But there’s something that now comes WITH an urban lake–something that’s not so easy to love.

“They’re really a nuisance!” says Denny Arthur of Urbandale glaring at his pock-marked lawn.

“A Canada goose can produce three pounds of droppings per goose, per day,” points out Mike Paine.

“In another month or two, it’ll be almost impossible to walk around,” Arthur adds.

Even now, a stroll is a staggering adventure and the moment you’re distracted — a mess can end up on the bottom of your shoe.

It’s a problem that concerns every lake in the metro. Every time we make one, we create a setting that’s ideal for us and them.

“Lush green grass—they’re grazers,” says wildlife biologist, Bill Bunger of the Iowa DNR.

“The food source, the water source, that’s what they’re looking for,” says Hope Paine of Complete Wildlife Control.

“If it’s successful one year they’re gonna come back the next year,” Bunger adds.

Arthur, the president of the Lake Halice Neighborhood Association, knows that first hand.

“When I first moved in this area, we didn’t get any geese,” he says. “Now there’ll be 50-60 on my lawn at a time.”

In the 1960s, there were zero nesting pairs of Canada geese in Iowa. Thanks to successful conservation, there are now more than 75,000. Great for hunters in rural areas, not so great for those of us on urban lakes.

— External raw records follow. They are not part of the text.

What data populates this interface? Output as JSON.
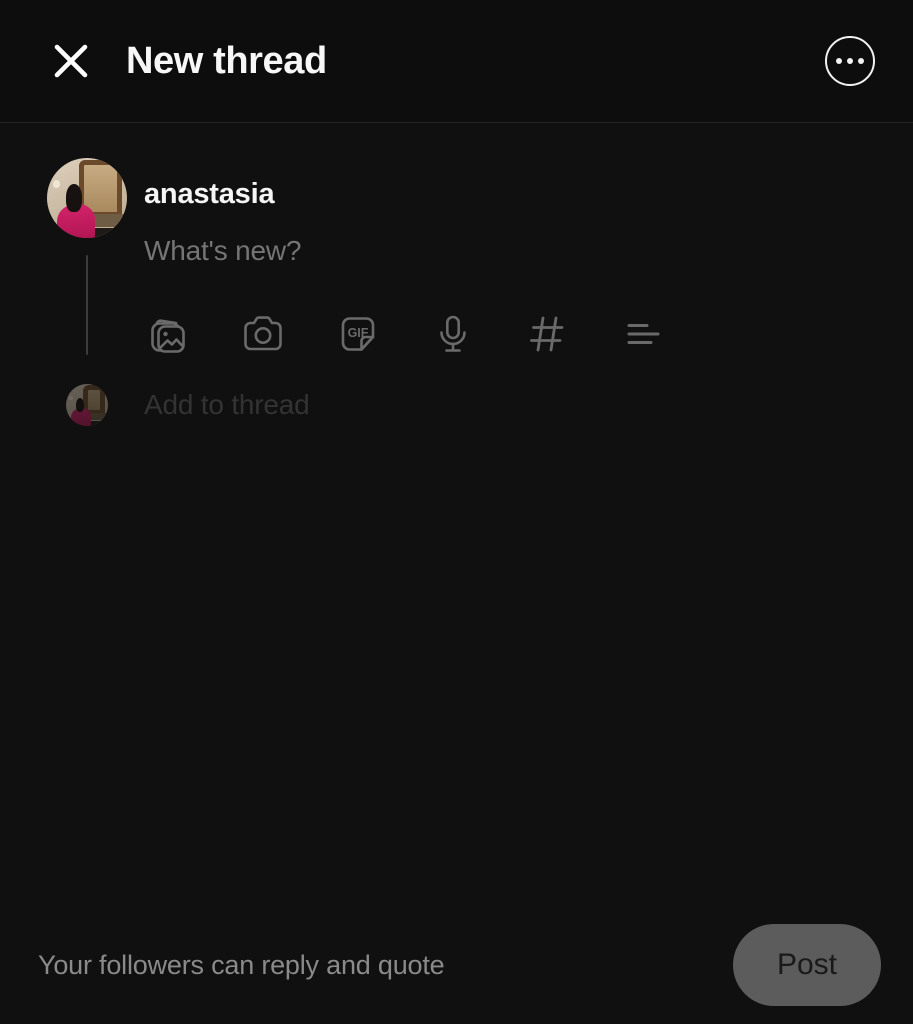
{
  "header": {
    "close_icon": "close-icon",
    "title": "New thread",
    "menu_icon": "more-options-icon"
  },
  "composer": {
    "username": "anastasia",
    "placeholder": "What's new?",
    "avatar_alt": "anastasia-avatar",
    "attachments": [
      {
        "name": "gallery-icon",
        "label": "Photo gallery"
      },
      {
        "name": "camera-icon",
        "label": "Camera"
      },
      {
        "name": "gif-icon",
        "label": "GIF",
        "text": "GIF"
      },
      {
        "name": "microphone-icon",
        "label": "Voice"
      },
      {
        "name": "hashtag-icon",
        "label": "Tag topic"
      },
      {
        "name": "poll-icon",
        "label": "Poll"
      }
    ],
    "add_to_thread": {
      "label": "Add to thread",
      "avatar_alt": "anastasia-avatar-small"
    }
  },
  "bottom_bar": {
    "audience": "Your followers can reply and quote",
    "post_label": "Post"
  },
  "colors": {
    "background": "#101010",
    "header_background": "#0d0d0d",
    "divider": "#232323",
    "primary_text": "#f5f5f5",
    "placeholder_text": "#757575",
    "muted_text": "#8a8a8a",
    "faded_text": "#333333",
    "icon": "#6a6a6a",
    "post_button_background": "#5c5c5c",
    "post_button_text": "#1a1a1a",
    "thread_line": "#3c3c3c"
  }
}
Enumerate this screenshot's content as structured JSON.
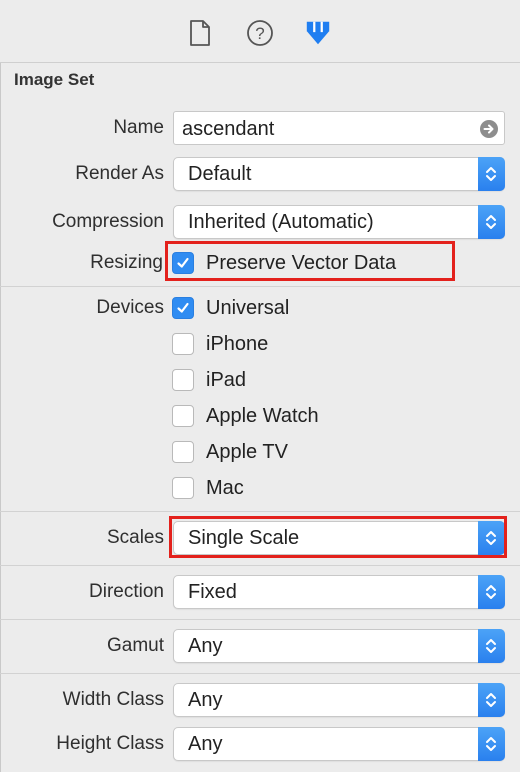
{
  "toolbar": {
    "icons": [
      "file-inspector-icon",
      "quick-help-icon",
      "attributes-inspector-icon"
    ]
  },
  "section": {
    "title": "Image Set"
  },
  "name": {
    "label": "Name",
    "value": "ascendant"
  },
  "render_as": {
    "label": "Render As",
    "value": "Default"
  },
  "compression": {
    "label": "Compression",
    "value": "Inherited (Automatic)"
  },
  "resizing": {
    "label": "Resizing",
    "option": "Preserve Vector Data",
    "checked": true
  },
  "devices": {
    "label": "Devices",
    "items": [
      {
        "label": "Universal",
        "checked": true
      },
      {
        "label": "iPhone",
        "checked": false
      },
      {
        "label": "iPad",
        "checked": false
      },
      {
        "label": "Apple Watch",
        "checked": false
      },
      {
        "label": "Apple TV",
        "checked": false
      },
      {
        "label": "Mac",
        "checked": false
      }
    ]
  },
  "scales": {
    "label": "Scales",
    "value": "Single Scale"
  },
  "direction": {
    "label": "Direction",
    "value": "Fixed"
  },
  "gamut": {
    "label": "Gamut",
    "value": "Any"
  },
  "width_class": {
    "label": "Width Class",
    "value": "Any"
  },
  "height_class": {
    "label": "Height Class",
    "value": "Any"
  },
  "colors": {
    "accent": "#2f8cf2",
    "highlight": "#e3211c"
  }
}
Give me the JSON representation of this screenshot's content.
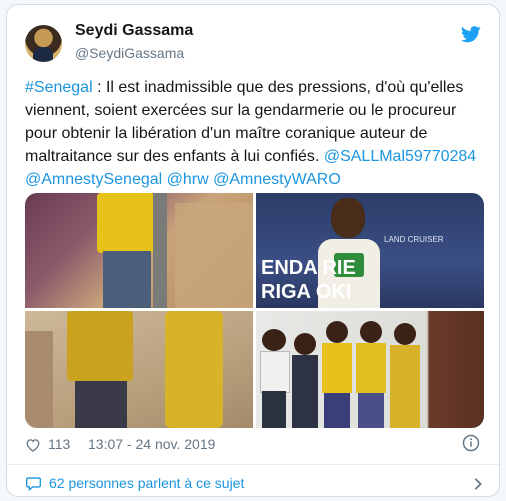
{
  "author": {
    "name": "Seydi Gassama",
    "handle": "@SeydiGassama"
  },
  "tweet": {
    "hashtag": "#Senegal",
    "body": " : Il est inadmissible que des pressions, d'où qu'elles viennent, soient exercées sur la gendarmerie ou le procureur pour obtenir la libération d'un maître coranique auteur de maltraitance sur des enfants à lui confiés. ",
    "mentions": [
      "@SALLMal59770284",
      "@AmnestySenegal",
      "@hrw",
      "@AmnestyWARO"
    ]
  },
  "media": {
    "vehicle_text_1": "ENDA  RIE",
    "vehicle_text_2": "RIGA   OKI",
    "vehicle_badge": "LAND CRUISER"
  },
  "footer": {
    "likes": "113",
    "timestamp": "13:07 - 24 nov. 2019",
    "conversation": "62 personnes parlent à ce sujet"
  },
  "colors": {
    "accent": "#1b95e0",
    "secondary": "#657786",
    "text": "#14171a"
  },
  "icons": {
    "brand": "twitter-bird-icon",
    "like": "heart-icon",
    "info": "info-icon",
    "talk": "speech-bubble-icon",
    "chevron": "chevron-right-icon"
  }
}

“As soon as it gets a little drier,” says Arthur, “where the grass isn’t quite as succulent, they’ll just literally pull it out by the roots and half my yard will be gone.”

But what can be done about them? We asked the DNR.

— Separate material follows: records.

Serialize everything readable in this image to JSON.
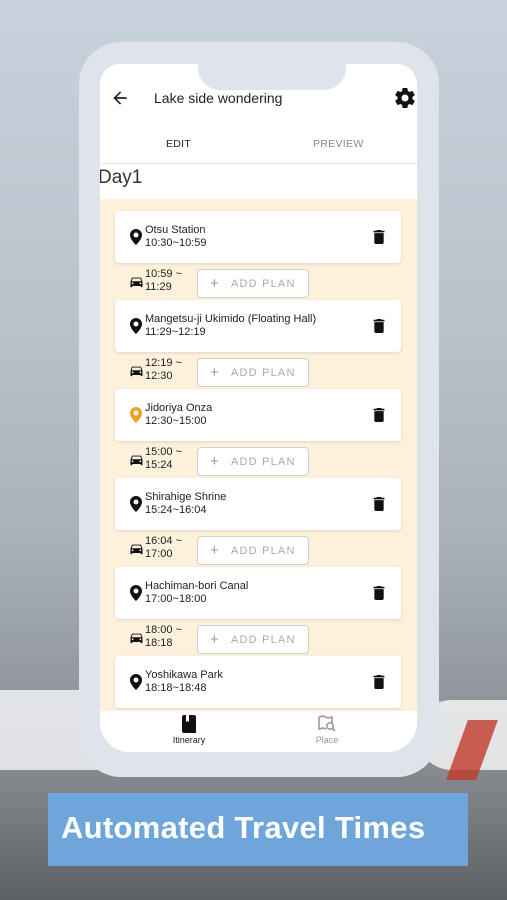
{
  "header": {
    "title": "Lake side wondering"
  },
  "tabs": [
    {
      "label": "EDIT"
    },
    {
      "label": "PREVIEW"
    }
  ],
  "day_label": "Day1",
  "add_plan_label": "ADD PLAN",
  "places": [
    {
      "name": "Otsu Station",
      "time": "10:30~10:59",
      "pin_color": "#111111"
    },
    {
      "name": "Mangetsu-ji Ukimido (Floating Hall)",
      "time": "11:29~12:19",
      "pin_color": "#111111"
    },
    {
      "name": "Jidoriya Onza",
      "time": "12:30~15:00",
      "pin_color": "#f0a020"
    },
    {
      "name": "Shirahige Shrine",
      "time": "15:24~16:04",
      "pin_color": "#111111"
    },
    {
      "name": "Hachiman-bori Canal",
      "time": "17:00~18:00",
      "pin_color": "#111111"
    },
    {
      "name": "Yoshikawa Park",
      "time": "18:18~18:48",
      "pin_color": "#111111"
    }
  ],
  "travels": [
    {
      "start": "10:59 ~",
      "end": "11:29"
    },
    {
      "start": "12:19 ~",
      "end": "12:30"
    },
    {
      "start": "15:00 ~",
      "end": "15:24"
    },
    {
      "start": "16:04 ~",
      "end": "17:00"
    },
    {
      "start": "18:00 ~",
      "end": "18:18"
    }
  ],
  "bottom_nav": [
    {
      "label": "Itinerary"
    },
    {
      "label": "Place"
    }
  ],
  "banner": {
    "text": "Automated Travel Times"
  },
  "colors": {
    "accent_bg": "#fdf1dc",
    "banner": "#6ea6dc",
    "phone_frame": "#dfe3ea"
  }
}
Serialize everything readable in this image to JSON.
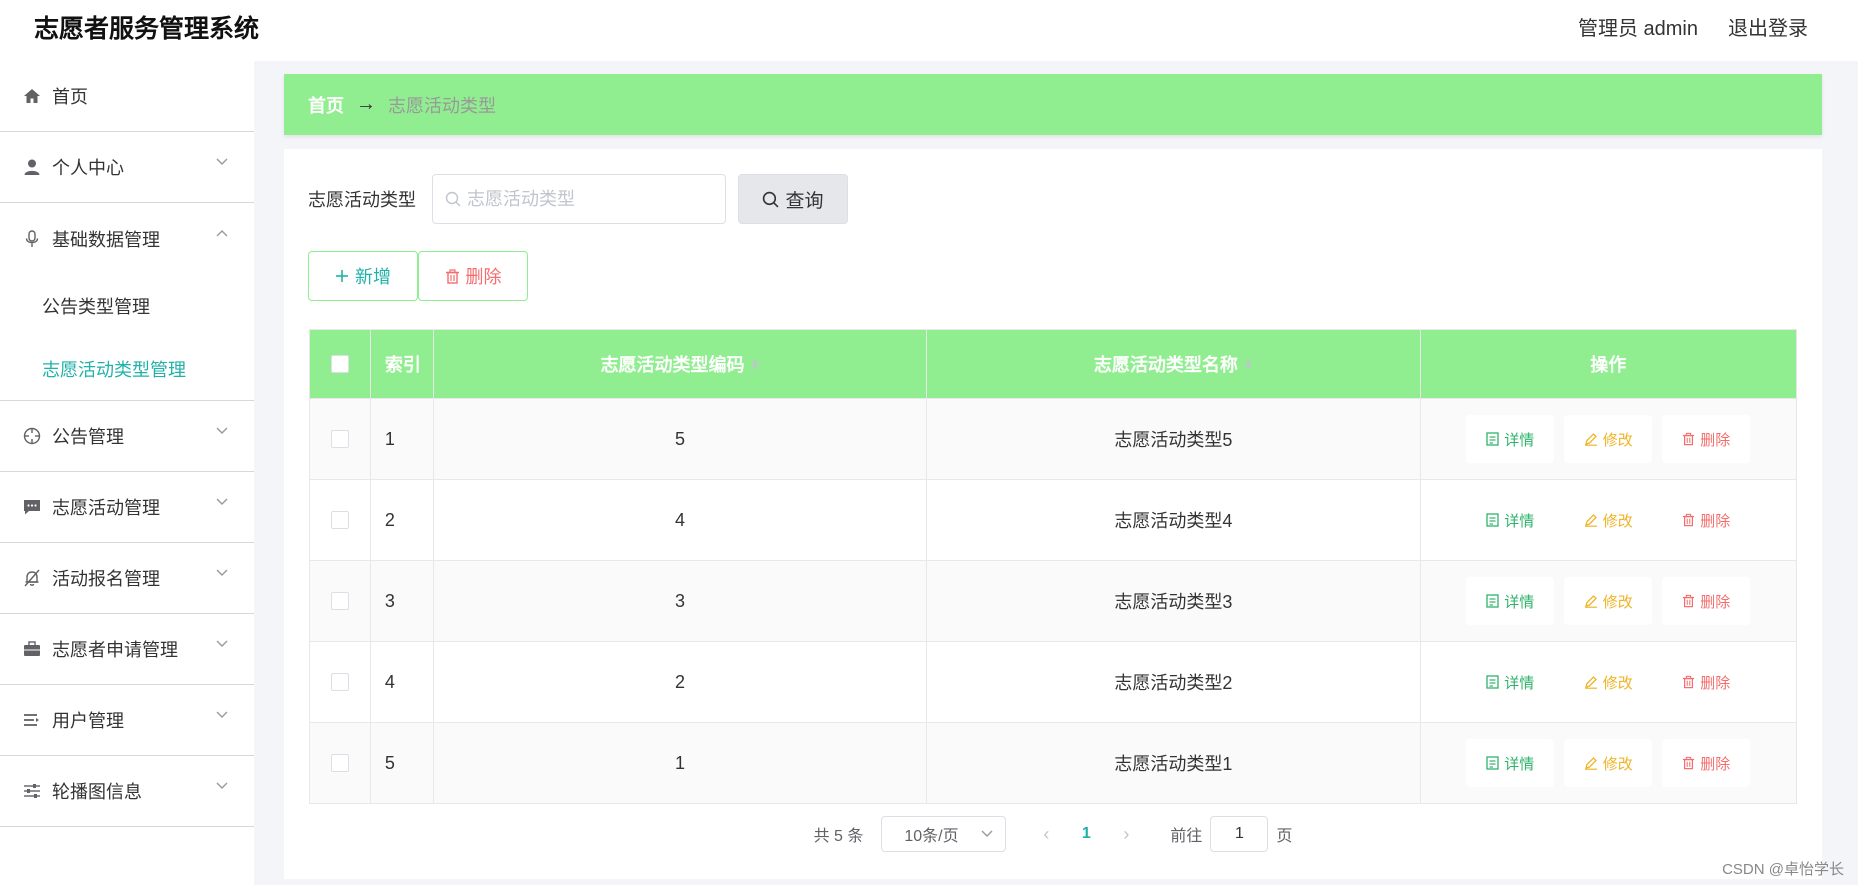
{
  "header": {
    "app_title": "志愿者服务管理系统",
    "user_label": "管理员 admin",
    "logout_label": "退出登录"
  },
  "sidebar": {
    "items": [
      {
        "label": "首页",
        "icon": "home-icon"
      },
      {
        "label": "个人中心",
        "icon": "user-icon"
      },
      {
        "label": "基础数据管理",
        "icon": "microphone-icon"
      },
      {
        "label": "公告管理",
        "icon": "crosshair-icon"
      },
      {
        "label": "志愿活动管理",
        "icon": "chat-icon"
      },
      {
        "label": "活动报名管理",
        "icon": "bell-off-icon"
      },
      {
        "label": "志愿者申请管理",
        "icon": "briefcase-icon"
      },
      {
        "label": "用户管理",
        "icon": "list-icon"
      },
      {
        "label": "轮播图信息",
        "icon": "sliders-icon"
      }
    ],
    "submenu": [
      {
        "label": "公告类型管理"
      },
      {
        "label": "志愿活动类型管理"
      }
    ]
  },
  "breadcrumb": {
    "home": "首页",
    "arrow": "→",
    "current": "志愿活动类型"
  },
  "search": {
    "label": "志愿活动类型",
    "placeholder": "志愿活动类型",
    "query_label": "查询"
  },
  "actions": {
    "add_label": "新增",
    "delete_label": "删除"
  },
  "table": {
    "headers": {
      "index": "索引",
      "code": "志愿活动类型编码",
      "name": "志愿活动类型名称",
      "ops": "操作"
    },
    "rows": [
      {
        "index": "1",
        "code": "5",
        "name": "志愿活动类型5"
      },
      {
        "index": "2",
        "code": "4",
        "name": "志愿活动类型4"
      },
      {
        "index": "3",
        "code": "3",
        "name": "志愿活动类型3"
      },
      {
        "index": "4",
        "code": "2",
        "name": "志愿活动类型2"
      },
      {
        "index": "5",
        "code": "1",
        "name": "志愿活动类型1"
      }
    ],
    "op_labels": {
      "detail": "详情",
      "edit": "修改",
      "delete": "删除"
    }
  },
  "pagination": {
    "total": "共 5 条",
    "page_size": "10条/页",
    "current_page": "1",
    "goto_label": "前往",
    "goto_value": "1",
    "page_suffix": "页"
  },
  "watermark": "CSDN @卓怡学长",
  "colors": {
    "accent_green": "#90ee90",
    "teal": "#20b2aa",
    "danger": "#f56c6c",
    "warning": "#f0b429",
    "success": "#2fb36a"
  }
}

Can we shoot the geese?

“Um…you could shoot them during the regular gun season, yes,” Bunger says.

What about right now?

“Uh, no,” he says.

Even bows, which are helpful in controlling urban deer, don’t work well for geese. In fact, all lethal means are met with pushback.

“I’ve been in that situation where I’ve had to walk away,” Bunger remembers, “because somebody over here was telling me this goose is a problem it was pecking at my car, and the lady on the other side of the parking lot says get out of here, don’t touch them.”

One method that can help is goose birth control. Coating eggs in corn oil keeps them from developing.

“It’s a humane way,” says Paine, “the Humane Society of the United States endorses this.”

But only a licensed expert like Paine can legally touch the eggs, so there’s another roadblock.

What about predators? Could we bring some coyotes in?

“Ha!” Bunger laughs. “That would bring along some other problems with other people maybe.”

Actually, we’re barkin’ up the right tree. Meet Mac the border collie. He’s not a coyote but watch him play one on TV. He’s one of Mike and Hope Paine’s “goose dogs.”

“They get used to other scare tactics,” Mike says, “but the border collie is the best.”

Both on land and in the water, Mac and the Paines harass the geese into moving elsewhere.

“They get the idea that this is not a safe place,” says Hope, “they try to find a safe place to raise their young.”

But they’ll need visit each site several times a day for weeks on end, and that’s not cheap.

“Several hundred to several thousand per month,” Mike says.

For those with the money, Mac is the best solution. Others will need to allow the DNR’s approach of controlled hunts to take effect or push their city governments to take more action—action that residents (many who like geese a lot) must agree on.

“We’re not trying to do these things under the table, so to speak,” Bunger says, “we want to make sure that people are aware, they’re their geese—they belong to everybody, quite frankly.”

For my neighborhood, we’ll need to get used to the fact that there is always two sides of nature, one you admire, and one you don’t.